A metabolic disease may be defined as one where the processes, regulation or control of converting food to energy is abnormal. Some of the metabolic diseases are amenable to surgical treatment and thus form the basis for metabolic surgery. Obesity itself is a metabolic disease and, along with type 2 diabetes, is one of the two principal diseases that attract metabolic surgical treatments. Others include the dyslipidaemias, hypertension, the atheromatous coronary and peripheral vascular diseases, polycystic ovary syndrome, non-alcoholic steatohepatitis, obstructive sleep apnoea and number of common cancers.

The number of people in the world already suffering or at risk of metabolic disease is beyond counting. There are now more than 300 million with diabetes and three times that number with prediabetes. There are 500 million with obesity and another 1.5 billion are overweight. And there are probably 500 million with the metabolic syndrome. The metabolic diseases represent the greatest health threat we have.

Metabolic surgery can change whole body metabolism. Its effects can include improved glucose homeostasis through changes in insulin resistance or improved pancreatic β cell function, modulation of multiple gut hormones and adipokines as well as changes in immune competence, cellular energetics and inflammation. Metabolic surgery can reduce the risks of cardiovascular diseases, diabetes and cancer. And it can change weight.
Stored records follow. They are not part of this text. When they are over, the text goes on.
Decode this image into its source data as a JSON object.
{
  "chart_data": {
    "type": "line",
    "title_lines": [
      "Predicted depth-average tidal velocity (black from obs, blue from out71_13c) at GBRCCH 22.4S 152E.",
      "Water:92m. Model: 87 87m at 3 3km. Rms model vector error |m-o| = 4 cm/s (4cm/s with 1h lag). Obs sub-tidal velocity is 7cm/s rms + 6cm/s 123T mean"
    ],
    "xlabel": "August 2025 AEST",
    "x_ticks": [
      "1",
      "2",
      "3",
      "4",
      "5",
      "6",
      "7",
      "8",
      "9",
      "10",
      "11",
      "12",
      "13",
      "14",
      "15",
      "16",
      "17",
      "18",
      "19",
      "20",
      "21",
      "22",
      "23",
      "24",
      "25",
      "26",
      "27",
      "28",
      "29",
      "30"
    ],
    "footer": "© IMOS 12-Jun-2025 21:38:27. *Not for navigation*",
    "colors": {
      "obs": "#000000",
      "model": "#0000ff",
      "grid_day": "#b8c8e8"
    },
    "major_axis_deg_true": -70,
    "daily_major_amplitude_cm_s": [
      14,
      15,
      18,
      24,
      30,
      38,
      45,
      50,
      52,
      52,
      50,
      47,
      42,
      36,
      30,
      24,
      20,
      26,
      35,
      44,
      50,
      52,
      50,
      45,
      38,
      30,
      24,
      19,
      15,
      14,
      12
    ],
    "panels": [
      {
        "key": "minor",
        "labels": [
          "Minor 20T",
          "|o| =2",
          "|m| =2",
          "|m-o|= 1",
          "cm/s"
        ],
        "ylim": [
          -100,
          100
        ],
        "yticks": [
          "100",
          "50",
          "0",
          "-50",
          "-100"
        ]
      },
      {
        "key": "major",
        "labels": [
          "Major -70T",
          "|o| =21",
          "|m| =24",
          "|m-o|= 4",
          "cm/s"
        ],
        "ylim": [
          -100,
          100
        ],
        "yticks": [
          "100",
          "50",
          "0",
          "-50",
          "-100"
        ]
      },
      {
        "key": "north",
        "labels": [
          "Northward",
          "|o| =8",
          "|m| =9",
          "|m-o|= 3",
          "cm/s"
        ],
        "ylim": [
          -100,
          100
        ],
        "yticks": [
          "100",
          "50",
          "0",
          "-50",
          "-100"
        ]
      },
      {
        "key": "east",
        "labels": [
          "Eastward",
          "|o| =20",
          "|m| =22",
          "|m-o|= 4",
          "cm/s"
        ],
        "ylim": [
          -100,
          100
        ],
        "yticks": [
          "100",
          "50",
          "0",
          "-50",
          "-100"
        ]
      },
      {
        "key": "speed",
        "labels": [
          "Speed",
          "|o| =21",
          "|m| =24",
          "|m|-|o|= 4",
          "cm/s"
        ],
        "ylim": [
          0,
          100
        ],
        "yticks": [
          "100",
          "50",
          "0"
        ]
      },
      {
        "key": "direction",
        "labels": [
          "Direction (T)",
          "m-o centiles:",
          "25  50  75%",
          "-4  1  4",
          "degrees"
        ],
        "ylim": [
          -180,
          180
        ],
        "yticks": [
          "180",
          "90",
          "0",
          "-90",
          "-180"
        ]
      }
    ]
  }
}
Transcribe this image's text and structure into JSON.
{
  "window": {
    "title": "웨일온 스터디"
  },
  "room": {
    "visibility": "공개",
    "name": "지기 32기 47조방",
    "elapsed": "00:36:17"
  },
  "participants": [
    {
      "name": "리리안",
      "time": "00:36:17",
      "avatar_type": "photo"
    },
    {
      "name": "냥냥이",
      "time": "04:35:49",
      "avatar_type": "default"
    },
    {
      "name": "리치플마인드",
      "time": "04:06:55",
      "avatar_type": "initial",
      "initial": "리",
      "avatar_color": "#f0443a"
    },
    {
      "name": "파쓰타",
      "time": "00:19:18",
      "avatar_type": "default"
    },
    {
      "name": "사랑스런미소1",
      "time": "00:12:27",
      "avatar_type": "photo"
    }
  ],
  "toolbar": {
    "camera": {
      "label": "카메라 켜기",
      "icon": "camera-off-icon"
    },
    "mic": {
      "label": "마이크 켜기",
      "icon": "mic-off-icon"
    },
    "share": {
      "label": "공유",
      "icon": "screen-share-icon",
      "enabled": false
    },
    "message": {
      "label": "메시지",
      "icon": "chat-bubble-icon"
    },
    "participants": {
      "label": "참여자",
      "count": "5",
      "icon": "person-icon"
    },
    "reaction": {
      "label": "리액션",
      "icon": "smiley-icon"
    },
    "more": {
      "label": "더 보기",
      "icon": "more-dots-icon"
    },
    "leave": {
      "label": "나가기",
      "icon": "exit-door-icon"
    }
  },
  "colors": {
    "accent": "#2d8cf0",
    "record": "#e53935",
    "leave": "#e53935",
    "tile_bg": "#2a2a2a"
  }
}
Weight loss is frequently an important component but it is not always an essential element in metabolic surgery. The people of the present study had excess weight but were not obese. Nevertheless weight loss proved to be important. The extent of weight loss correlated strongly with the likelihood of remission of diabetes, regardless of the treatment group. The outcome was remarkable. More than half of the banded patients in this study were in remission of their diabetes at two years after a simple and safe day surgery procedure. It has proved to be powerful and cost-effective healthcare.

It is time for us to make a difference by recognizing what we are really trying to do and calling it correctly. It is not obesity surgery; it is not bariatric surgery; it is metabolic surgery. Recognition of the concepts, the role and outcome data of metabolic surgery should drive a dramatic growth in this clinical activity. We now have multiple high quality RCTs showing that metabolic surgery can lead to remission rates for diabetes far above anything that can be achieved by best medical practice. We have multiple RCTs showing reduction of the metabolic syndrome to close to zero. We now know we can prevent prediabetes from progressing.

By moving to metabolic surgery we move away from fighting the prejudices that obesity is the patient’s problem and that bariatric surgery is little more than a group of cosmetic procedures. We can drive the awareness of how powerful these metabolic surgical treatments could be. What else in medical practice can achieve the health benefits of metabolic surgery? Where else in medicine is there such a massive unmet need? And, as this RCT demonstrates, what other safe outpatient cost-effective option can make such a difference?

1.Wentworth J, Playfair J, Laurie C, Rithchie M, Brown W, Burton P, Shaw J O'Brien P. Multidisciplinary diabetes care with and without bariatric surgery in overweight people: A randomised controlled trial Lancet Diabetes-Endocrinology. 2014;ePub